Below are the records; copy each line in which "insert" can be found.

[Exercise materials]

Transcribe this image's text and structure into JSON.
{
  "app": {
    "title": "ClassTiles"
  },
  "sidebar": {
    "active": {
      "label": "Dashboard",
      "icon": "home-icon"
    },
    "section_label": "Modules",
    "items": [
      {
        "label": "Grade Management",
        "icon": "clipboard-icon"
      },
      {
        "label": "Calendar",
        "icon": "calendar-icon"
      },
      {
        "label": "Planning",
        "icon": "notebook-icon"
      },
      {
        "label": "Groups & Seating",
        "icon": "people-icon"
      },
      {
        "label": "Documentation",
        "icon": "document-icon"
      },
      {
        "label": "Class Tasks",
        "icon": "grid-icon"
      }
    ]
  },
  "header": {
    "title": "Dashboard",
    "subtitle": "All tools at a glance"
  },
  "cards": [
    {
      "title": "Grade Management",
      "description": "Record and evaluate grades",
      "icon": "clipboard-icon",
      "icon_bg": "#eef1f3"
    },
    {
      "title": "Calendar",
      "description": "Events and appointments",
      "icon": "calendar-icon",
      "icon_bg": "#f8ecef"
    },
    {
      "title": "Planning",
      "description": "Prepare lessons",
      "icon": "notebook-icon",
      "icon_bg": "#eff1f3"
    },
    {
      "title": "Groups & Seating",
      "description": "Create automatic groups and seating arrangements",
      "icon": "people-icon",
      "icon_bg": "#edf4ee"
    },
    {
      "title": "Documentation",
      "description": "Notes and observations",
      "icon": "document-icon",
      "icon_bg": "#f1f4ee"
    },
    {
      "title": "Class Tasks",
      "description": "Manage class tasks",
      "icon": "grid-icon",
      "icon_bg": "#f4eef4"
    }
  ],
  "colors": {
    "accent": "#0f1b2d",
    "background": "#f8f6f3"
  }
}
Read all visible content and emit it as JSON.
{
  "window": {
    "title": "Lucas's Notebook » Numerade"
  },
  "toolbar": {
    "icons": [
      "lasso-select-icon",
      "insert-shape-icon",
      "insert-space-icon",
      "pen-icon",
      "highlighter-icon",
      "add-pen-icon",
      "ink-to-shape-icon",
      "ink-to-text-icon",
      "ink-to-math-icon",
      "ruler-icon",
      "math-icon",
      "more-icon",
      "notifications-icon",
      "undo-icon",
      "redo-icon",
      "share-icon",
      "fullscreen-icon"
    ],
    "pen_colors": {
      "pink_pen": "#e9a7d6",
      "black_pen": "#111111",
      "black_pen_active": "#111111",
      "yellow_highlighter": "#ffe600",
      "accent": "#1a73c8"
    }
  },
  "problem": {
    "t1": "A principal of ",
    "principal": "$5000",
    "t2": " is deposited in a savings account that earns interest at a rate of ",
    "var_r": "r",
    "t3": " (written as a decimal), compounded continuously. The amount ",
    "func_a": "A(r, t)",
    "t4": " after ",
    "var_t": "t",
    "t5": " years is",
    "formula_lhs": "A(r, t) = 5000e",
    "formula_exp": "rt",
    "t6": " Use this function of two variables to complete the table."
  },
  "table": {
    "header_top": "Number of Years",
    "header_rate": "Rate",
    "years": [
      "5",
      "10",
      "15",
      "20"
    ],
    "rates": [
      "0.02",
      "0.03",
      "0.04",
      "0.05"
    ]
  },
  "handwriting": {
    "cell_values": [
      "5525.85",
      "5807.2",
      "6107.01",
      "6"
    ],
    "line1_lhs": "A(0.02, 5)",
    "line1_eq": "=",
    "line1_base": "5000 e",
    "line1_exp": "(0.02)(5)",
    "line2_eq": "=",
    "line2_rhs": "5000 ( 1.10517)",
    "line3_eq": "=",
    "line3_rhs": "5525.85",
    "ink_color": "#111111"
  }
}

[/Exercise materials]

→ **Task solution**
      "insert-shape-icon",
      "insert-space-icon",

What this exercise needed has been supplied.